Usually, high-carb matzoh meal is used in place of flour. Perhaps you could simply skip things that are very carb-rich, like matzoh balls, but use small amounts of matzoh meal to, say, thicken a casserole. One-quarter cup of matzoh meal contains 27 grams of carbohydrate and just 1 gram of fiber, so you’ll want to go very easy. Potato starch is also used during Passover, but is even higher carb.
Rabbi Hirsch Meisels, who when I originally wrote this article oversaw www.FriendsWithDiabetes.org, a site for Jewish diabetics, tells me that ground nuts or seeds would also be acceptable flour substitutes. Almond meal is now widely available –– Bob’s Red Mill brand is available in many grocery stores. A quarter-cup of almond meal has 6 grams of carbohydrate, 3 grams of which are fiber, for a net carb count of just 3 grams.
Guar and xanthan gums, low carb thickeners, are okay. Guar is derived from a seed, not a grain, and xanthan from a microorganism. One of these would be my choice for thickening gravies and sauces. If you can’t find guar or xanthan at your local health food store, you can, of course, order it online. They are substantially similar.
Mass-market powdered artificial sweeteners, including Splenda, Sweet ‘n’ Low, and Equal, contain corn products, and are not acceptable. However, kosher for Passover versions are made, including one by Sweet ‘n’ Low; look for them. Liquid artificial sweeteners and stevia are both kosher for Passover.
At the Seder, there is a Seder plate of traditional foods which must be eaten.

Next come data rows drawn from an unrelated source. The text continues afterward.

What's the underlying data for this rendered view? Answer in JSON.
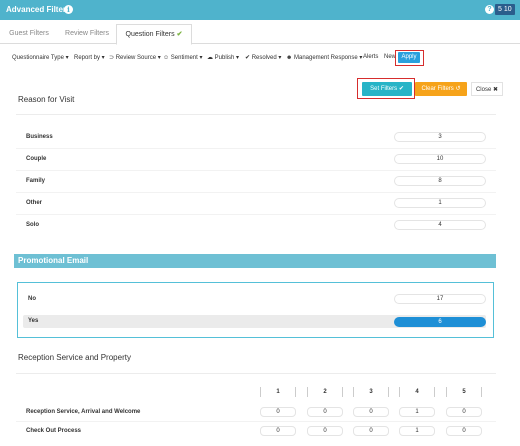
{
  "titlebar": {
    "title": "Advanced Filters",
    "counter": "5 10"
  },
  "tabs": [
    {
      "label": "Guest Filters"
    },
    {
      "label": "Review Filters"
    },
    {
      "label": "Question Filters",
      "check": "✔"
    }
  ],
  "filterbar": {
    "items": [
      "Questionnaire Type ▾",
      "Report by ▾",
      "Review Source ▾",
      "Sentiment ▾",
      "Publish ▾",
      "Resolved ▾",
      "Management Response ▾",
      "Alerts",
      "New"
    ],
    "apply": "Apply"
  },
  "actions": {
    "set_filters": "Set Filters ✔",
    "clear_filters": "Clear Filters ↺",
    "close": "Close ✖"
  },
  "reason": {
    "title": "Reason for Visit",
    "rows": [
      {
        "label": "Business",
        "count": "3"
      },
      {
        "label": "Couple",
        "count": "10"
      },
      {
        "label": "Family",
        "count": "8"
      },
      {
        "label": "Other",
        "count": "1"
      },
      {
        "label": "Solo",
        "count": "4"
      }
    ]
  },
  "promo": {
    "title": "Promotional Email",
    "rows": [
      {
        "label": "No",
        "count": "17"
      },
      {
        "label": "Yes",
        "count": "6"
      }
    ]
  },
  "reception": {
    "title": "Reception Service and Property",
    "columns": [
      "1",
      "2",
      "3",
      "4",
      "5"
    ],
    "rows": [
      {
        "label": "Reception Service, Arrival and Welcome",
        "values": [
          "0",
          "0",
          "0",
          "1",
          "0"
        ]
      },
      {
        "label": "Check Out Process",
        "values": [
          "0",
          "0",
          "0",
          "1",
          "0"
        ]
      }
    ]
  },
  "colors": {
    "header": "#4fb3cc",
    "apply": "#29a0dd",
    "set_filters": "#27b4c7",
    "clear_filters": "#f6a31a",
    "highlight_box": "#d62d2d",
    "selected": "#1e8fd6"
  }
}
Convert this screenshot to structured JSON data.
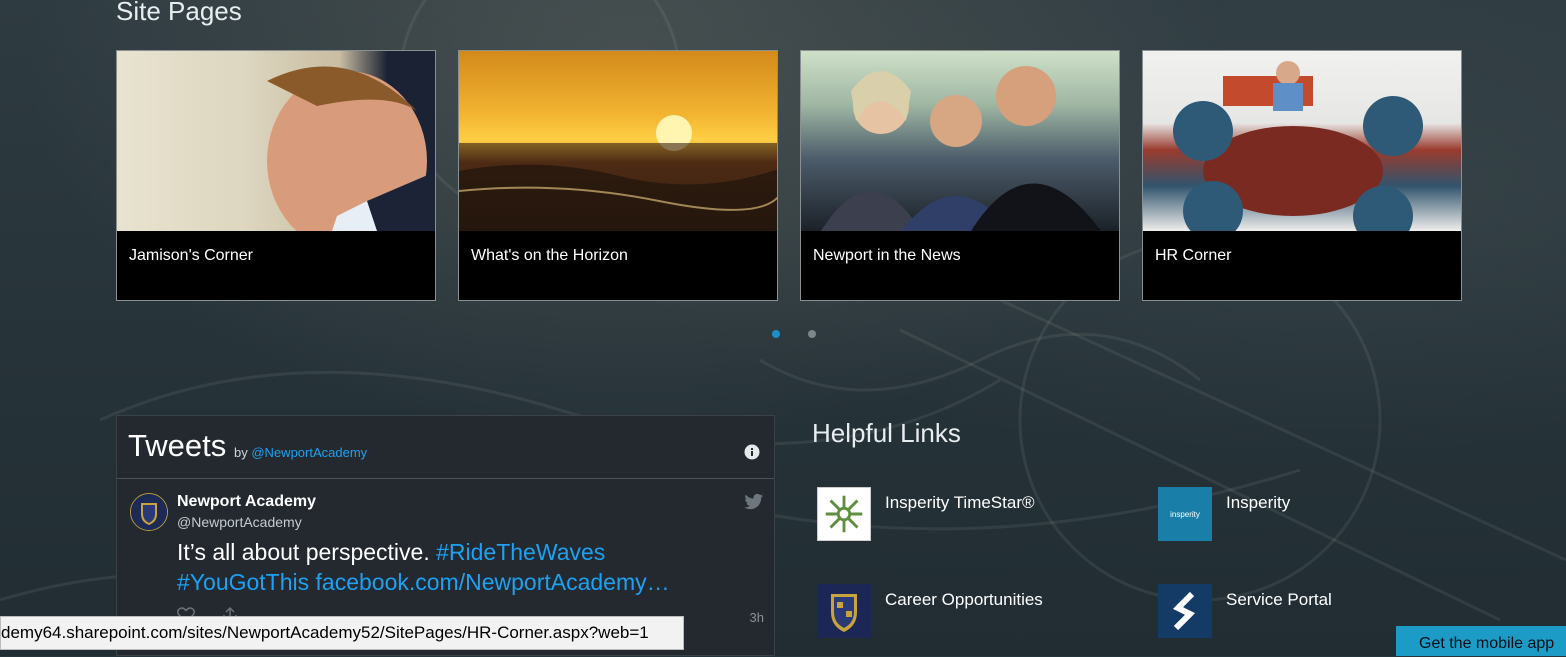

Eggs are dipped in saltwater, to symbolize tears. A roasted bone symbolizes the Passover sacrifices from before the destruction of the Temple. Bitter herbs –– usually horseradish –– symbolize the travails of the Hebrew people. A green vegetable, such as romaine or celery, symbolizes the fruits of the earth. All of these things are low-carb! There is also charoset, a mixture of fruit, nuts, spices, and wine, symbolizing the mortar made by Jewish slaves in Egypt. Very little of this need be eaten, but if you like, you may make it with more nuts than fruit, to reduce the carb count.
Eating 45 grams of carb worth of matzoh is required, unless you get permission from your Rabbi to eat less. Barring medical problems, I’d just eat it. It is a holiday, after all! If you can find it, oat matzoh has more fiber, and thus fewer net carbs, than wheat matzoh. Four glasses of wine are also required –– sounds like fun to me! Make sure it’s a dry wine; dry reds have 3 grams of carb per glass or less.
This Passover side dish is great for anyone!
Spinach Mushroom Kugel
8 ounces sliced mushrooms
1 medium onion, chopped
2 tablespoons olive oil
30 ounces frozen chopped spinach, thawed and squeezed dry
3/4 cup mayonnaise
1 teaspoon beef bouillon concentrate
2 tablespoons almond meal
1/2 teaspoon guar or xanthan (optional)
Preheat oven to 350.
Saute mushrooms and onions in the oil until the onions are translucent and the mushrooms soften. Transfer to a mixing bowl, reserving 9 mushroom slices for garnish, and add spinach; mix well.
Stir together eggs, mayo, and bouillon concentrate till the concentrate dissolves. Stir this mixture into the vegetables. Stir in the almond meal. Sprinkle 1/4 teaspoon of the guar or xanthan over the mixture, and stir in well; repeat with the second 1/4 teaspoon.
Spread evenly in a greased 8×8″ baking dish. Decorate with reserved mushrooms. Bake for
1 hour. Cut in squares to serve.
9 servings. 214 Calories; 20g Fat; 6g Protein; 7g Carbohydrate; 3g Dietary Fiber; 4 grams usable carb.
Notes: When this column first appeared, I got an email from a woman who was furious, claiming this recipe was not kosher. Since it had passed muster with a Hassidic rabbi, I can only imagine she thought mayonnaise had dairy products in it, which, along with the beef bouillon concentrate, would have made this recipe traif (not kosher).
You will want to look for kosher-for-Passover bouillon concentrate. My favorite, Better Than Bouillon, contains soy, and therefore is not suitable.